By Meredith Kaiser
Maya Angelou once said that when she prayed for someone, a wonderful thing happened, not only hopefully for the person for whom she was praying, but for her as well.
That is how I feel about my writing. When people ask me, “What do you write?” I usually say essays or I may mention my scattered and incomplete novel. But what I want to say is, “I am a writer of thank you notes.”
Yes, I have written articles for work, essays, blogs, short stories, and pieces of a novel. But really, what I am stirred to write consistently are notes of gratitude, congratulations, encouragement, and sympathy. I also write what I call, “I see you” cards; as in, “I see all that you do or how you are feeling, and it matters.” I can’t explain why I need to do this.
I’ve been told that these cards make people cry. Or laugh. I often cry or laugh as I write them. Before sealing the envelope, I re-read my words several times to listen to what I’ve said. Is this what I want to say? Sometimes I start over. I want each letter to stitch the meaning I intend onto the paper. Is this exactly what I would say to the person if they were in front of me? I’m sure I don’t get it right every time, maybe never. But I believe that a blank note card, filled with my own words and in my own fevered handwriting is the next best thing to eye contact and a solid hug.
Bowing to this impulse, years ago, I began keeping a supply of assorted blank note cards at home and at my office. I keep stamps in my purse at all times. I am a rapid-fire note dispenser. The moment I hear that a co-worker lost her mother or that a friend is having surgery, I can reach out to them by mail to meet them where they are. The beauty of mail is that the recipient has the privacy to receive the message and to take it in how or when she chooses.

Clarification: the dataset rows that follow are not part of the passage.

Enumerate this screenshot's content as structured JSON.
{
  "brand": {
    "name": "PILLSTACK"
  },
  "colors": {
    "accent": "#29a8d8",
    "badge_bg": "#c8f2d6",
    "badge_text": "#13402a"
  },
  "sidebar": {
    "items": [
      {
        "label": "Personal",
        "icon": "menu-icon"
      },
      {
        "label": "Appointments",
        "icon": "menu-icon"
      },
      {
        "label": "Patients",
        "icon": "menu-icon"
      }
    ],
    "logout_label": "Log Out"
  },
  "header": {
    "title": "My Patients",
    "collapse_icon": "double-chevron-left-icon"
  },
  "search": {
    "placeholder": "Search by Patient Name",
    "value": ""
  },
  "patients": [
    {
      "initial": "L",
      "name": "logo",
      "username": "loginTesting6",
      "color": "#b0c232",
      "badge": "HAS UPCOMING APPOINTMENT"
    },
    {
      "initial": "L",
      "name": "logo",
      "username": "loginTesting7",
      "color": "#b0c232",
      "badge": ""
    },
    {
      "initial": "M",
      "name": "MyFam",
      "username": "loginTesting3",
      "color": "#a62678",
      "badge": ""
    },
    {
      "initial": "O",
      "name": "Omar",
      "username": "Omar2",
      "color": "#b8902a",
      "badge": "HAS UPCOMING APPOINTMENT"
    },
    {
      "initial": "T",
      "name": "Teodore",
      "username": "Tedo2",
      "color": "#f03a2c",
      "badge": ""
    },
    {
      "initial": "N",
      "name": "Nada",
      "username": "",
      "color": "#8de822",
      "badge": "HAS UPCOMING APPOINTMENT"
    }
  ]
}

I don’t know if that’s what most people think of when they think of a writer, but I know that reaching an audience of one via a handwritten note keeps me setting words on paper. It won’t put me on the New York Times bestseller list, but loving others by doing what I love the most pays the greatest reward, if not the bills.